Restate every line of the material that follows, word for word.

● ● ● ● ●

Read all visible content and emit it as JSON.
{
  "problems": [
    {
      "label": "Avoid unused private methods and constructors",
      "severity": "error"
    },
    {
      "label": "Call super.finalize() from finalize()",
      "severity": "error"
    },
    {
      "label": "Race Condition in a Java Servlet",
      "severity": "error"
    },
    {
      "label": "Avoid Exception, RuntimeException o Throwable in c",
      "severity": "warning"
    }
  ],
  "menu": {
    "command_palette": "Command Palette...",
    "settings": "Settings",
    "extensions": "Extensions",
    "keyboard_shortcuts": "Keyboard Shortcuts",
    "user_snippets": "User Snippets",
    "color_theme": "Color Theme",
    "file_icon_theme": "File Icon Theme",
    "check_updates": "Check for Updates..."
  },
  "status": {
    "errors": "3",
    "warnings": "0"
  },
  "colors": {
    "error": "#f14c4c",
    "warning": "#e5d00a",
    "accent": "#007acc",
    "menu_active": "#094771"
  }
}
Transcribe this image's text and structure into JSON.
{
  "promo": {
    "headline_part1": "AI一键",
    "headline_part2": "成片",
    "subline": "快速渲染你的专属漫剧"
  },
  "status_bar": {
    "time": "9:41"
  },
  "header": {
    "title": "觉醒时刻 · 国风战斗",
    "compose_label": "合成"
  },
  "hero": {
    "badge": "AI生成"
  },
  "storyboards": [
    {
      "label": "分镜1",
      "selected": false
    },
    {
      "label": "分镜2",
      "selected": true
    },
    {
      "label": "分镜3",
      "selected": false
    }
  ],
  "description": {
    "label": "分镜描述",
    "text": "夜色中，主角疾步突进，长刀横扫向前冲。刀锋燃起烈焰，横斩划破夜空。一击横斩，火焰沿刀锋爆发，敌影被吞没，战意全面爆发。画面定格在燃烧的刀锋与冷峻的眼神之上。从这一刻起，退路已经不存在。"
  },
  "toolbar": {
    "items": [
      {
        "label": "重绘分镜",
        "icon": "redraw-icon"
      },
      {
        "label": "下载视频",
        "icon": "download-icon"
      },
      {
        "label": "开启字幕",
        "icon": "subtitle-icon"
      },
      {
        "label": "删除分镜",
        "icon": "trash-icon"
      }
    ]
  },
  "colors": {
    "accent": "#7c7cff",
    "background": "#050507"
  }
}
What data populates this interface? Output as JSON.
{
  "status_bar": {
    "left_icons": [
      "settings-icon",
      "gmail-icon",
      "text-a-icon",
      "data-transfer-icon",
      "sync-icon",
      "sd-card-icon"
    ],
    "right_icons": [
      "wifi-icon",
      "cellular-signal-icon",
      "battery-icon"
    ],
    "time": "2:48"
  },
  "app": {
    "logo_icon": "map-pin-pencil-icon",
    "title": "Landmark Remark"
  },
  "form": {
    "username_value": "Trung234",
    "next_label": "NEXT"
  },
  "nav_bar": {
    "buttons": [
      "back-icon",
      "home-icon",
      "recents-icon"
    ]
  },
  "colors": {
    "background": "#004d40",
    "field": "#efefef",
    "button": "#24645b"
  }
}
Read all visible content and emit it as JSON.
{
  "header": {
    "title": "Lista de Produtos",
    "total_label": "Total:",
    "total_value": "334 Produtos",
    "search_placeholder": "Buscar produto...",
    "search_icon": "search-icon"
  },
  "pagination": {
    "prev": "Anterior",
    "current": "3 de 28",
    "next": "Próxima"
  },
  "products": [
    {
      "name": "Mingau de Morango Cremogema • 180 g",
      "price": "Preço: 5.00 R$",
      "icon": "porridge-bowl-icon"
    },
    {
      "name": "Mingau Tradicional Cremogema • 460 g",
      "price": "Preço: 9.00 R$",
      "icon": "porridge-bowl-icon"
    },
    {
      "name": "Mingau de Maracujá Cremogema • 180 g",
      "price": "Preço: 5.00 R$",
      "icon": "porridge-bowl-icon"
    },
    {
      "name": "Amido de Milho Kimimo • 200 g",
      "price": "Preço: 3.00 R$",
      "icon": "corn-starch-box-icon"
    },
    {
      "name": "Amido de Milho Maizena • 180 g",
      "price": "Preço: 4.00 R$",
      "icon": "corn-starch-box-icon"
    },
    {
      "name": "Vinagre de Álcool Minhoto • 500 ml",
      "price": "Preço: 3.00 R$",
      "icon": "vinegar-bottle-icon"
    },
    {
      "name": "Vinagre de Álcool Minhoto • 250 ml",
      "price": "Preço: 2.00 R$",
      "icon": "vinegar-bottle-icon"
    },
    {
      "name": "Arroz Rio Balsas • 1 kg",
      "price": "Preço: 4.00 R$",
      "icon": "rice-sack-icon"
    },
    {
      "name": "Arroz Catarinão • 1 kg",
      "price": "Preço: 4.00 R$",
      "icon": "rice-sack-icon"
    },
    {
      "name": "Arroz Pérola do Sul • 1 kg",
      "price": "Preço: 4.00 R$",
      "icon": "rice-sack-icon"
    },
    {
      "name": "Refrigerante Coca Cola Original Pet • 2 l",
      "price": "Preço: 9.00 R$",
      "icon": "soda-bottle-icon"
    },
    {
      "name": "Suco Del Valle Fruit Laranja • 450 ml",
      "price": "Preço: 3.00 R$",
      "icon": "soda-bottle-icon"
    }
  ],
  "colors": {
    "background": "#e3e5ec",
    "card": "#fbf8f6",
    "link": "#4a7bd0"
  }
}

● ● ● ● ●

SOLUTION TO THE EXERCISE:
Read all visible content and emit it as JSON.
{
  "problems": [
    {
      "label": "Avoid unused private methods and constructors",
      "severity": "error"
    },
    {
      "label": "Call super.finalize() from finalize()",
      "severity": "error"
    },
    {
      "label": "Race Condition in a Java Servlet",
      "severity": "error"
    },
    {
      "label": "Avoid Exception, RuntimeException o Throwable in c",
      "severity": "warning"
    }
  ],
  "menu": {
    "command_palette": "Command Palette...",
    "settings": "Settings",
    "extensions": "Extensions",
    "keyboard_shortcuts": "Keyboard Shortcuts",
    "user_snippets": "User Snippets",
    "color_theme": "Color Theme",
    "file_icon_theme": "File Icon Theme",
    "check_updates": "Check for Updates..."
  },
  "status": {
    "errors": "3",
    "warnings": "0"
  },
  "colors": {
    "error": "#f14c4c",
    "warning": "#e5d00a",
    "accent": "#007acc",
    "menu_active": "#094771"
  }
}
Transcribe this image's text and structure into JSON.
{
  "promo": {
    "headline_part1": "AI一键",
    "headline_part2": "成片",
    "subline": "快速渲染你的专属漫剧"
  },
  "status_bar": {
    "time": "9:41"
  },
  "header": {
    "title": "觉醒时刻 · 国风战斗",
    "compose_label": "合成"
  },
  "hero": {
    "badge": "AI生成"
  },
  "storyboards": [
    {
      "label": "分镜1",
      "selected": false
    },
    {
      "label": "分镜2",
      "selected": true
    },
    {
      "label": "分镜3",
      "selected": false
    }
  ],
  "description": {
    "label": "分镜描述",
    "text": "夜色中，主角疾步突进，长刀横扫向前冲。刀锋燃起烈焰，横斩划破夜空。一击横斩，火焰沿刀锋爆发，敌影被吞没，战意全面爆发。画面定格在燃烧的刀锋与冷峻的眼神之上。从这一刻起，退路已经不存在。"
  },
  "toolbar": {
    "items": [
      {
        "label": "重绘分镜",
        "icon": "redraw-icon"
      },
      {
        "label": "下载视频",
        "icon": "download-icon"
      },
      {
        "label": "开启字幕",
        "icon": "subtitle-icon"
      },
      {
        "label": "删除分镜",
        "icon": "trash-icon"
      }
    ]
  },
  "colors": {
    "accent": "#7c7cff",
    "background": "#050507"
  }
}
What data populates this interface? Output as JSON.
{
  "status_bar": {
    "left_icons": [
      "settings-icon",
      "gmail-icon",
      "text-a-icon",
      "data-transfer-icon",
      "sync-icon",
      "sd-card-icon"
    ],
    "right_icons": [
      "wifi-icon",
      "cellular-signal-icon",
      "battery-icon"
    ],
    "time": "2:48"
  },
  "app": {
    "logo_icon": "map-pin-pencil-icon",
    "title": "Landmark Remark"
  },
  "form": {
    "username_value": "Trung234",
    "next_label": "NEXT"
  },
  "nav_bar": {
    "buttons": [
      "back-icon",
      "home-icon",
      "recents-icon"
    ]
  },
  "colors": {
    "background": "#004d40",
    "field": "#efefef",
    "button": "#24645b"
  }
}
Read all visible content and emit it as JSON.
{
  "header": {
    "title": "Lista de Produtos",
    "total_label": "Total:",
    "total_value": "334 Produtos",
    "search_placeholder": "Buscar produto...",
    "search_icon": "search-icon"
  },
  "pagination": {
    "prev": "Anterior",
    "current": "3 de 28",
    "next": "Próxima"
  },
  "products": [
    {
      "name": "Mingau de Morango Cremogema • 180 g",
      "price": "Preço: 5.00 R$",
      "icon": "porridge-bowl-icon"
    },
    {
      "name": "Mingau Tradicional Cremogema • 460 g",
      "price": "Preço: 9.00 R$",
      "icon": "porridge-bowl-icon"
    },
    {
      "name": "Mingau de Maracujá Cremogema • 180 g",
      "price": "Preço: 5.00 R$",
      "icon": "porridge-bowl-icon"
    },
    {
      "name": "Amido de Milho Kimimo • 200 g",
      "price": "Preço: 3.00 R$",
      "icon": "corn-starch-box-icon"
    },
    {
      "name": "Amido de Milho Maizena • 180 g",
      "price": "Preço: 4.00 R$",
      "icon": "corn-starch-box-icon"
    },
    {
      "name": "Vinagre de Álcool Minhoto • 500 ml",
      "price": "Preço: 3.00 R$",
      "icon": "vinegar-bottle-icon"
    },
    {
      "name": "Vinagre de Álcool Minhoto • 250 ml",
      "price": "Preço: 2.00 R$",
      "icon": "vinegar-bottle-icon"
    },
    {
      "name": "Arroz Rio Balsas • 1 kg",
      "price": "Preço: 4.00 R$",
      "icon": "rice-sack-icon"
    },
    {
      "name": "Arroz Catarinão • 1 kg",
      "price": "Preço: 4.00 R$",
      "icon": "rice-sack-icon"
    },
    {
      "name": "Arroz Pérola do Sul • 1 kg",
      "price": "Preço: 4.00 R$",
      "icon": "rice-sack-icon"
    },
    {
      "name": "Refrigerante Coca Cola Original Pet • 2 l",
      "price": "Preço: 9.00 R$",
      "icon": "soda-bottle-icon"
    },
    {
      "name": "Suco Del Valle Fruit Laranja • 450 ml",
      "price": "Preço: 3.00 R$",
      "icon": "soda-bottle-icon"
    }
  ],
  "colors": {
    "background": "#e3e5ec",
    "card": "#fbf8f6",
    "link": "#4a7bd0"
  }
}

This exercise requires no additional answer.